Only well tested technology with proven benefits should be passed on to the farmers. Pilot projects also serve to define the infrastructural needs and the various likely impediments in the transfer of technology. For example, while land shaping and levelling are the important components of any project aimed at improving the on-farm water management, many farmers do not have adequate resources and do not own the required implements and machinery required for this. Experience gained in the pilot project must define a strategy to accomplish this. Reclamation of sodic soils requires application of amendments. How can availability of the amendments to the farmers be ensured at appropriate cost? Should there be an element of subsidy? If yes, are institutional finances available or can they be mobilized?

Often the solution to a salinity problem may lie outside the capability of a single farmer or even a group of farmers. Such is the case where natural drainage channels do not exist to allow the salt-laden drainage waters to be disposed of. Under such circumstances a central drainage facility or an evaporation pond area may have to be developed if the salinity problems of the area are to be solved. Sometimes it is helpful to use pumped groundwater for irrigation, particularly when the groundwater has low total salinity. This provides not only a source of irrigation but also acts as an effective drainage measure (Narayana et al. 1977; You and Wang, 1983). If the farmers are advised to install the wells, do they have the resources; what are the alternatives? If particular crops or crop varieties are recommended for adoption in an area, how can the availability of good seeds to the farmers be ensured? If it is intended to introduce or recommend new crops to be grown in an area for reasons of greater tolerance to salinity or sodicity conditions, are there adequate marketing facilities for the produce? Workable answers to these and several other questions that arise at the testing stage must be arrived at so that when large-scale programmes are taken up, they are effective.

7.8 Extension and farmers’ education programmes

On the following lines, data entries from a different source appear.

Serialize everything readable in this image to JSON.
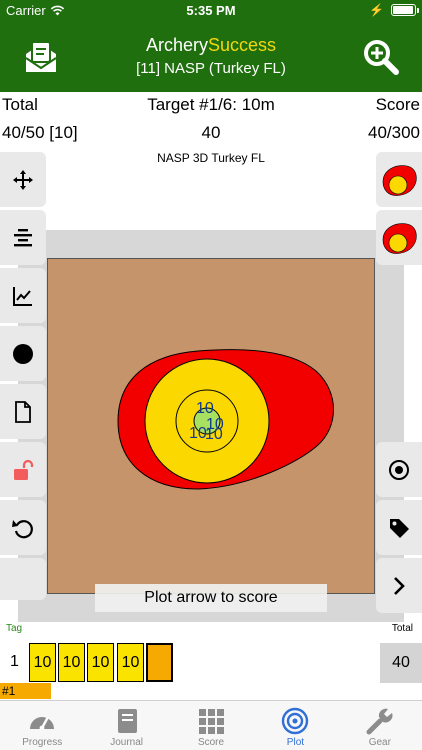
{
  "status": {
    "carrier": "Carrier",
    "time": "5:35 PM"
  },
  "nav": {
    "title_a": "Archery",
    "title_b": "Success",
    "subtitle": "[11] NASP (Turkey FL)",
    "left_icon": "scorecard-icon",
    "right_icon": "zoom-in-icon"
  },
  "header": {
    "total_label": "Total",
    "target_label": "Target #1/6: 10m",
    "score_label": "Score",
    "total_value": "40/50 [10]",
    "target_value": "40",
    "score_value": "40/300"
  },
  "target_name": "NASP 3D Turkey FL",
  "plot": {
    "arrow_labels": [
      "10",
      "10",
      "10",
      "10"
    ],
    "hint": "Plot arrow to score",
    "colors": {
      "outer": "#f20000",
      "yellow": "#fad800",
      "center": "#a8e060",
      "face": "#c6946a"
    }
  },
  "left_tools": [
    "move-icon",
    "align-icon",
    "chart-icon",
    "dot-icon",
    "document-icon",
    "unlock-icon",
    "undo-icon"
  ],
  "right_tools": [
    "target-face-icon",
    "target-face-icon",
    "target-center-icon",
    "tag-icon",
    "chevron-right-icon"
  ],
  "end": {
    "tag_label": "Tag",
    "total_label": "Total",
    "end_number": "1",
    "arrows": [
      "10",
      "10",
      "10",
      "10"
    ],
    "total": "40",
    "tag": "#1"
  },
  "tabs": [
    {
      "label": "Progress",
      "icon": "gauge-icon"
    },
    {
      "label": "Journal",
      "icon": "journal-icon"
    },
    {
      "label": "Score",
      "icon": "grid-icon"
    },
    {
      "label": "Plot",
      "icon": "target-icon",
      "active": true
    },
    {
      "label": "Gear",
      "icon": "wrench-icon"
    }
  ]
}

Irrigation farming calls for particular skills in the application of water and the tillage of irrigated soil if its great potential for increased productivity is to be developed and sustained. The efficiency of irrigation schemes rests, in the final analysis, on the individual cultivator who is the most important link in the chain of production. When irrigation is introduced in a new area the farmers of the region have had little or no experience in handling large quantities of water on the farm. Since the cultivator may be tradition bound and lack the benefit of education, effort and ingenuity must be applied to convert him into an efficient irrigator. To ensure steady progress in irrigation methods and water use efficiency the farmer must be kept informed of new ideas through organization of appropriate training and other extension programmes. Well designed and operated irrigation and drainage systems can increase the productivity of irrigated agriculture but only if they are effective right down to the farmer’s field. The individual farmer must understand the importance of land shaping and uniform water application, the need and desirability of irrigating crops based on available scientific information, the importance and best ways of maintenance of field, channels including proper lining procedures, best methods for control of weeds in irrigation and drainage channels, etc. A continuous effort to elevate the level of education of the cultivator will result in enhanced capability to manage the land and water resources with minimum degradation through salinization and related phenomena.

Previous Page Top of Page Next Page